Count how many lines below include the string "year". Only that number should appear in the reply.

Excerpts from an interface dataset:

'''

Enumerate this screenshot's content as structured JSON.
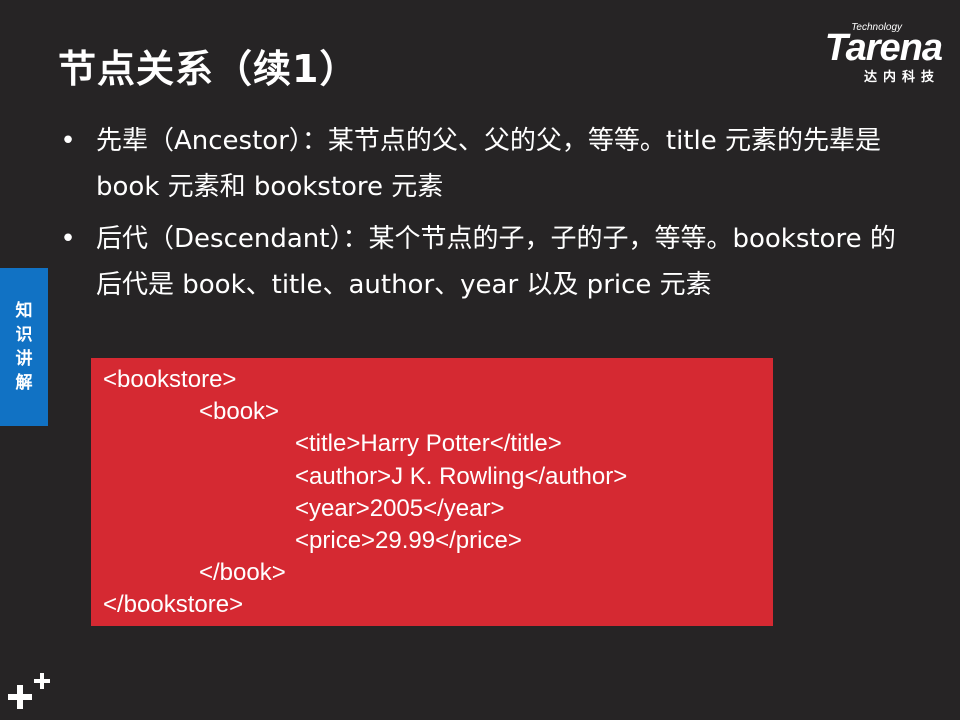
{
  "slide": {
    "title": "节点关系（续1）"
  },
  "logo": {
    "tech": "Technology",
    "brand": "Tarena",
    "cn": "达内科技"
  },
  "bullets": [
    {
      "marker": "•",
      "text": "先辈（Ancestor）：某节点的父、父的父，等等。title 元素的先辈是 book 元素和 bookstore 元素"
    },
    {
      "marker": "•",
      "text": "后代（Descendant）：某个节点的子，子的子，等等。bookstore 的后代是 book、title、author、year 以及 price 元素"
    }
  ],
  "side_tab": {
    "chars": [
      "知",
      "识",
      "讲",
      "解"
    ]
  },
  "code": {
    "lines": [
      {
        "indent": 0,
        "text": "<bookstore>"
      },
      {
        "indent": 1,
        "text": "<book>"
      },
      {
        "indent": 2,
        "text": "<title>Harry Potter</title>"
      },
      {
        "indent": 2,
        "text": "<author>J K. Rowling</author>"
      },
      {
        "indent": 2,
        "text": "<year>2005</year>"
      },
      {
        "indent": 2,
        "text": "<price>29.99</price>"
      },
      {
        "indent": 1,
        "text": "</book>"
      },
      {
        "indent": 0,
        "text": "</bookstore>"
      }
    ]
  },
  "colors": {
    "background": "#262425",
    "code_box": "#d52932",
    "side_tab": "#1172c4",
    "text": "#ffffff"
  },
  "icons": {
    "corner": "plus-icon"
  }
}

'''

- [Task response] 2